Originally published in Island Ad-Vantages, July 3, 2014
Barred Island: A 21st century walk and talk
Marnie and Ken Crowell display the resources available for a nature walk on Barred Island, Maine, in June 2014.
by Peter Cooperdock
Long-time trail guides Marnie and Ken Crowell took to the woods Friday, June 20, to begin an exploration of Barred Island, using 21st century technology.
A group of enthusiastic naturalists met at the parking area for the Barred Island Preserve, greeted by the Crowells and their display of accompanying books and pamphlets. It soon became apparent that the best information was in their heads as their knowledge and wisdom was shared with the group.
The greatest enthusiasm involved the introduction of self-guided nature trail guides in PDF format. The guides can be downloaded to a tablet or smart phone and used on the many trails of the Island Heritage Trust as guided tours with corresponding numbers on the trails. Some guides can be downloaded on site, but for those trails with poor reception the guides can be downloaded at home (deerisle.com/deerinature-self-guid ed-nature-trails/) and brought on the tablet or phone. This effort has been spearheaded by the Crowells with support from the Deer Isle-Stonington Chamber of Commerce and the Island Heritage Trust.
With all the discussion about technology and access to online guides, this group had the real deal with Marnie and Ken Crowell offering endless tidbits of information. The hike started off splitting a sea of bunchberries while they commented that they’d discovered that the flowering bunchberry has six leaves while the non-flowering has only four. The bunchberry is a small shrub, only about 4 inches tall and is our native dogwood.

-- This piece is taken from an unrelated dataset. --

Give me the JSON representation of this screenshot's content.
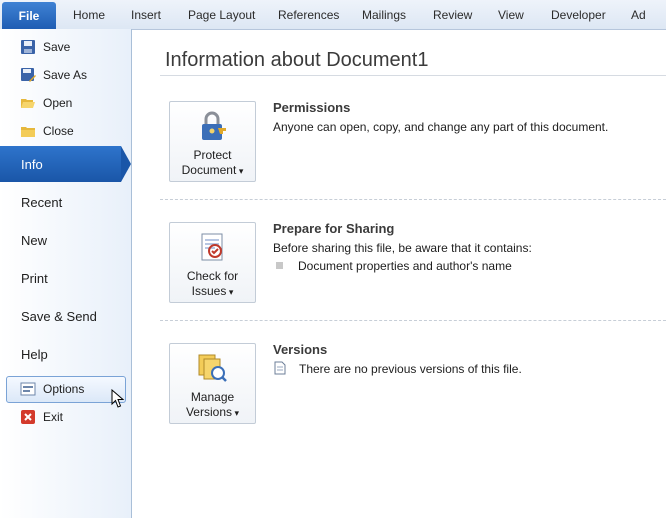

They mentioned that they’d decided to study mosses and lichen, determined to find the easiest six of each to share with others. These mosses and lichens are found in a variety of shapes, sizes, and locations from dry to wet to up the sides of trees. The phenomena of moss growing at the bottom of trees where rain water collects was interesting.
The trail wound through deep moss- and lichen-covered forest floor beneath the common spruce/fir canopy. The covering of moss and lichen is indicative of shallow to bedrock conditions with little soil. The trail went through a wet area where bridges have been constructed to avoid impacting the wet soil that has accumulated in this basin within the bedrock with no outlet. A bog was located a short distance off trail where no trees grow.
At the height of the land, boulders and bedrock faces added an additional layer of interest to the displays as more information was exchanged. Species of birds were pointed out from the various songs heard and then the procession stopped as a discussion ensued over the scat found in the trail. Had a fox deposited here or was it a raccoon? The shape, size, and texture were examined without touching it with the conclusion that it was likely fox.
A pile of cone scales was found and described as a red squirrel midden, where the squirrel will habitually come to tear apart spruce or fir cones and extract the seeds for nourishment. A stonewall was explained as a former boundary between farm fields, although this was likely a pasture at the time it was cleared. Looking around at the shallow soil, and plethora of boulders and bedrock outcrops, gave the group pause concerning the attempt to make a living farming this land.
After crossing a private road, the trail gained glimpses of the sea and areas where clearing had once been done. It was pointed out that the variety and layering of the forest are important to its health—and the interest in open forest beneath a canopy may be suitable to a park—but a forest needs the ground cover, the ferns, the young trees, and the older trees to maximize its suitability as an ecological unit. A forest operation years ago took out some trees which led to the remainder blowing down. New growth has reestablished and the forest flourishes again.
In some of the open places, mountain cranberry could be found flowering, destined to make edible fruit for forest animals and any people interested in picking this delicacy. The sea beckoned the group forward, rewarded with the exposed bar at low tide with access to Barred Island.
Barred Island Preserve is located in Sunset down the Goose Cove Road. It is managed by Island Heritage Trust and owned by The Nature Conservancy. It offers views of Isle au Haut and Mark Island.